ALL PLAST Engineering Ltd, Unit 5, Euro Business Park, Little Island, Cork Ireland. | Telephone : 021-4524866 | Fax : 021-4524867 | e-mail : email@example.com
All PLAST Engineering Ltd
ABS PIPING SYSTEMS:
ABS pipe and fittings are made from a thermoplastic resin called Acrylonitrile-Butadiene-Styrene (ABS for short).
Are easier and less expensive to install than metal piping; Feature superior flow due to smooth interiorfinish; Do not rot, rust, corrode or collect waste; Withstand earth loads and shipping (with properhandling); Resist mechanical damage, even at low temperatures; Perform at an operational temperature range of -40°F to 180°F; Are lightweight (one person can load and unload); Take less time to rough in than metal materials.
ABS pipe and fittings were originally developed in the early 1950s for use in oil fields and the chemical industry. In 1959, John F. Long, a prominent Arizona builder, used ABS pipe in an experimental residence. Twenty-five years later, an independent research firm dug up and analyzed a section of the drain pipe. The result: no evidence of rot, rust or corrosion.
ABS pipe is available in solid wall and cellular core construction in Schedule 40 dimensions. These two forms may be used interchangeably for various applications.
ABS pipe in various applications may be used in the ground or above ground. It may be used outdoors if the pipe contains pigments to shield against ultraviolet radiation, or jurisdictions may require the pipe to be painted with water-base latex paint for outdoor use. Check with the All Plast Technical team for details about regulations for this material.
ABS pipe must be heated to over 871°F (465°C) before it will self-ignite. In comparison, the types of wood commonly used in home framing self-ignite around 500F (260°C). In an out-of-control fire, temperatures reach well over 1,000F (540°C), at which point all combustibles burn.
ABS pipe systems typically represent less than 1% of the total combustible products in wood-frame construction.

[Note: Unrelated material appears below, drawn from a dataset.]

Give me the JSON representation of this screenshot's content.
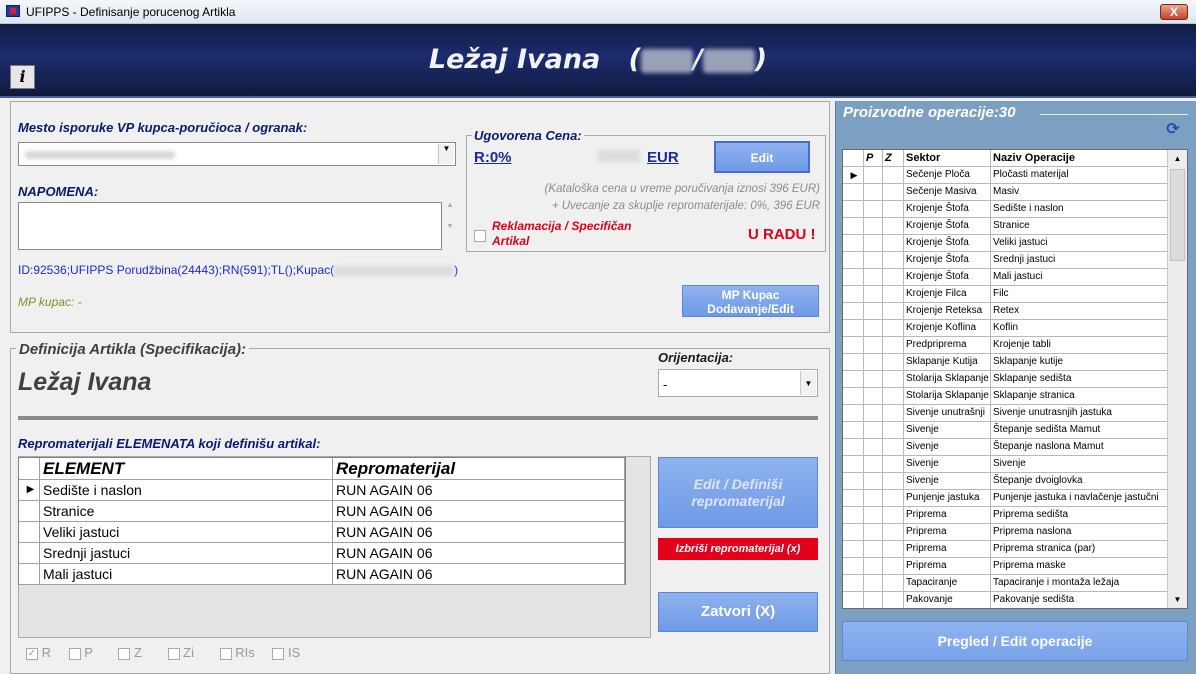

In addition, ABS piping systems are installed behind walls, under floors and above ceilings; therefore, ABS pipe will melt and collapse long before it burns, preventing flame spread up vertical stacks or along horizontal waste lines.
Like all combustible materials, ABS pipe releases gaseous products when burned. Although no nationally recognized standard exists for measuring toxicity, testing indicates that gases released from burning styrene-based plastics, such as ABS, present no greater hazard than gases released from common building materials, such as the wood used in wall construction.
STORAGE & HANDLING